While talking on the phone with my grandparents, my Grandpa mentioned that their exercise class had been moved to their balconies. Momentarily confused, I asked him what he meant, and he described how the instructors led classes from the street through a megaphone while residents followed along on their balconies.

I needed to see this for myself. So on a bright Monday morning I set out to watch my grandparents run through their balcony routine at Trillium Woods, their senior living community in Plymouth, Minn. After seeing the balcony exercises, I talked to Colleen O’Neil, the community’s Fitness Center Manager, and she explained that staff was inspired by videos of balcony singing and dancing around the world, and so the center decided to adopt their own version in an effort to continue providing wellness programming to their residents.

While unconventional and weather-dependent, the outdoor exercises allow the residents to interact with the instructors, and the experience gets them outside, where they can see their neighbors. O’Neil reported that the number of residents who participate is, in fact, higher than they had before transitioning to outdoor exercise and that the residents have responded very positively.
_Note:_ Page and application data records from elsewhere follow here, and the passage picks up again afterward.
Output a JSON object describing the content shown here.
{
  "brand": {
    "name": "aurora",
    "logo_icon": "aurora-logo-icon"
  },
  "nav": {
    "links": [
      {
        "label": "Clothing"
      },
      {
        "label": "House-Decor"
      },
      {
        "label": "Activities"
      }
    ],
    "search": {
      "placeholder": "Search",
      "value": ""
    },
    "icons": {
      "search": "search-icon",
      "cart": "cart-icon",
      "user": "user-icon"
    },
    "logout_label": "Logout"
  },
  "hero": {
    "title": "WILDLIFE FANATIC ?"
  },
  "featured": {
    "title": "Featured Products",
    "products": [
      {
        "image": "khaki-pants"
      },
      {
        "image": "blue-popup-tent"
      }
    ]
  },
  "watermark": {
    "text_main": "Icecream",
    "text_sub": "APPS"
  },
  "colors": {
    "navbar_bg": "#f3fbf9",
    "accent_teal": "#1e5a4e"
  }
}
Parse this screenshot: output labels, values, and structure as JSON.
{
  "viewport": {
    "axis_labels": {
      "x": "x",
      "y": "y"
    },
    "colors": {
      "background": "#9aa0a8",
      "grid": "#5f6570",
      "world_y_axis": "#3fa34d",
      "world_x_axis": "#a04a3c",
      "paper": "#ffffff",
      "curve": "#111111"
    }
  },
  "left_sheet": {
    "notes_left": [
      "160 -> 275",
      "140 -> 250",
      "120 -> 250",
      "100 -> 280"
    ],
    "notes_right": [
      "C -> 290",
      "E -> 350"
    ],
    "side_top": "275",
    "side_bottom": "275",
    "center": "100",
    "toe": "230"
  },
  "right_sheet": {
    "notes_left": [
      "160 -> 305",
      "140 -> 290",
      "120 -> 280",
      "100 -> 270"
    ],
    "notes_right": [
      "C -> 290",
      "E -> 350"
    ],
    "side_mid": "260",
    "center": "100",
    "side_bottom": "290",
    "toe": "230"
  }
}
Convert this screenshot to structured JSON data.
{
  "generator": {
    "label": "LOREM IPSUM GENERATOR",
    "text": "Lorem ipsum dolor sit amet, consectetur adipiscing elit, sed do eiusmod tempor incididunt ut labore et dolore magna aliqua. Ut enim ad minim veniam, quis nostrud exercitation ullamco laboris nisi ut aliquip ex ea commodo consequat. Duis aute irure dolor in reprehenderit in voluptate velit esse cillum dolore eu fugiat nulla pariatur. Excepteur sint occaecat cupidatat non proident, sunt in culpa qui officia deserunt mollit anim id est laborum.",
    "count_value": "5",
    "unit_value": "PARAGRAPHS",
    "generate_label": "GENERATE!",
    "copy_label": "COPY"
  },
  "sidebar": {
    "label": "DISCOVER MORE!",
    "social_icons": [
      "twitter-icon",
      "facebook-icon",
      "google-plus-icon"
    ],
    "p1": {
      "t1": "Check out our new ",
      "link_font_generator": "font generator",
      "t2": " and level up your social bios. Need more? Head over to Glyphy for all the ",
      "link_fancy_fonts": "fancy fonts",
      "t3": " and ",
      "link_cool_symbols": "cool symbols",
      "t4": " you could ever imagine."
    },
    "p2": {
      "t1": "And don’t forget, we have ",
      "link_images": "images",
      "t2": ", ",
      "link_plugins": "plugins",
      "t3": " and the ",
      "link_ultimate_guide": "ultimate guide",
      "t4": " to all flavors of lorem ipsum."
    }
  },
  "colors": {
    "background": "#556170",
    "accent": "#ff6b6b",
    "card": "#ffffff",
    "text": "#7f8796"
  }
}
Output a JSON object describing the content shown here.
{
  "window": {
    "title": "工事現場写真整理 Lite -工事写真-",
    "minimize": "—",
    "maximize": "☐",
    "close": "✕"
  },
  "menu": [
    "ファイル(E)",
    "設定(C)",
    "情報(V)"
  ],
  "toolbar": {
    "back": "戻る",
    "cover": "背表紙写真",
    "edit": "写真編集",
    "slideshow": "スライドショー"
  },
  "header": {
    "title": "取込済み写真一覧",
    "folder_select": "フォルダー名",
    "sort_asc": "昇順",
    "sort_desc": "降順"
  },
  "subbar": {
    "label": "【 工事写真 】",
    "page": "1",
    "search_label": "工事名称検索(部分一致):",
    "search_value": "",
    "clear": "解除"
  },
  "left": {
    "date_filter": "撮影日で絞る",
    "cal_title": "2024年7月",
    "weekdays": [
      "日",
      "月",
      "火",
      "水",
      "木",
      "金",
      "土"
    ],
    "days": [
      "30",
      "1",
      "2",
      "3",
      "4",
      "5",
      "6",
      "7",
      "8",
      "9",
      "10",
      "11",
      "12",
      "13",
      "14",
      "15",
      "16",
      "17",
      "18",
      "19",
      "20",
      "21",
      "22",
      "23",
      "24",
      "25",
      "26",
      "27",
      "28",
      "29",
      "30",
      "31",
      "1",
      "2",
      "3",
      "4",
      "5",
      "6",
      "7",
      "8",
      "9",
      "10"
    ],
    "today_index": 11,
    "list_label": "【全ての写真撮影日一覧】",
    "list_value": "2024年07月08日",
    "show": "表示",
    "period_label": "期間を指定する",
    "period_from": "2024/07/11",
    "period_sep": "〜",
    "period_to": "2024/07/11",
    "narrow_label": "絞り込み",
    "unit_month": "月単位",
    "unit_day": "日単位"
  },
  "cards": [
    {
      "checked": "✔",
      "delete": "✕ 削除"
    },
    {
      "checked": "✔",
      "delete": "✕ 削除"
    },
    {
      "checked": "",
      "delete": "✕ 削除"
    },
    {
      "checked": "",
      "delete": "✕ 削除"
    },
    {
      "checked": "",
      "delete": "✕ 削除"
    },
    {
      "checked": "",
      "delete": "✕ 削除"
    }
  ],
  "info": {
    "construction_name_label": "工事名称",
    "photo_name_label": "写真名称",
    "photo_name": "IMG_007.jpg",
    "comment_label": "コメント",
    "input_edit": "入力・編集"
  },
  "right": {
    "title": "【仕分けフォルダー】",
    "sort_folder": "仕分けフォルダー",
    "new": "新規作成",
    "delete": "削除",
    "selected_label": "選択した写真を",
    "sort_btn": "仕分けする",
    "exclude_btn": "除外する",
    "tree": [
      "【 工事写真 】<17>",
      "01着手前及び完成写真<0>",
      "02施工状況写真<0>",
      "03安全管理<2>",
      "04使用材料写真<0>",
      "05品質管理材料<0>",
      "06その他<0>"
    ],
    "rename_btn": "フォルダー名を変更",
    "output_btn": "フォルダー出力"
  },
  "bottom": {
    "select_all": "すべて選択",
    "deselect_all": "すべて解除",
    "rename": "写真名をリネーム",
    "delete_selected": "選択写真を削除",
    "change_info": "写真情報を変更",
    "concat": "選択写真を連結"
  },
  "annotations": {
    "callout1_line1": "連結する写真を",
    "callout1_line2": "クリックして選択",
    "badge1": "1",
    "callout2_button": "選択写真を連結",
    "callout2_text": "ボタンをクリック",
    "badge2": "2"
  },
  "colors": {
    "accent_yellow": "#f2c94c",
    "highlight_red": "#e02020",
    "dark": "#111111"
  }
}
As for a true happy hour where residents can come together, glasses of wine in hands – that will have to wait until the pandemic subsides. But in the meantime, they get to socialize and exercise from the safe, socially distant perch of their balconies.

________________________________________________________________________

In April, one local long-term care facility got the all-clear in COVID-19 cases, one of the few in the state to reach such a milestone. Almanac reporter Mary Lahammer takes you inside Presbyterian Homes, which, as of the publish date, had only a handful of coronavirus cases among residents and staff.

As Minnesotans looks for ways to show their support for healthcare workers on the front lines of the COVID-19 pandemic, we took a look back in time to celebrate the contributions that four women – all named Ruth – made to the state’s public health system.

Since March 2020, we’ve been chronicling the impact of the pandemic on the state – and our collection, Coronavirus in Minnesota, dives into topics that range from what it’s like to be pregnant in this uncertain time to socially distant geocaching tips to profiles of artists, healthcare workers and 2020 high-school graduates aiming in their quest to be good neighbors.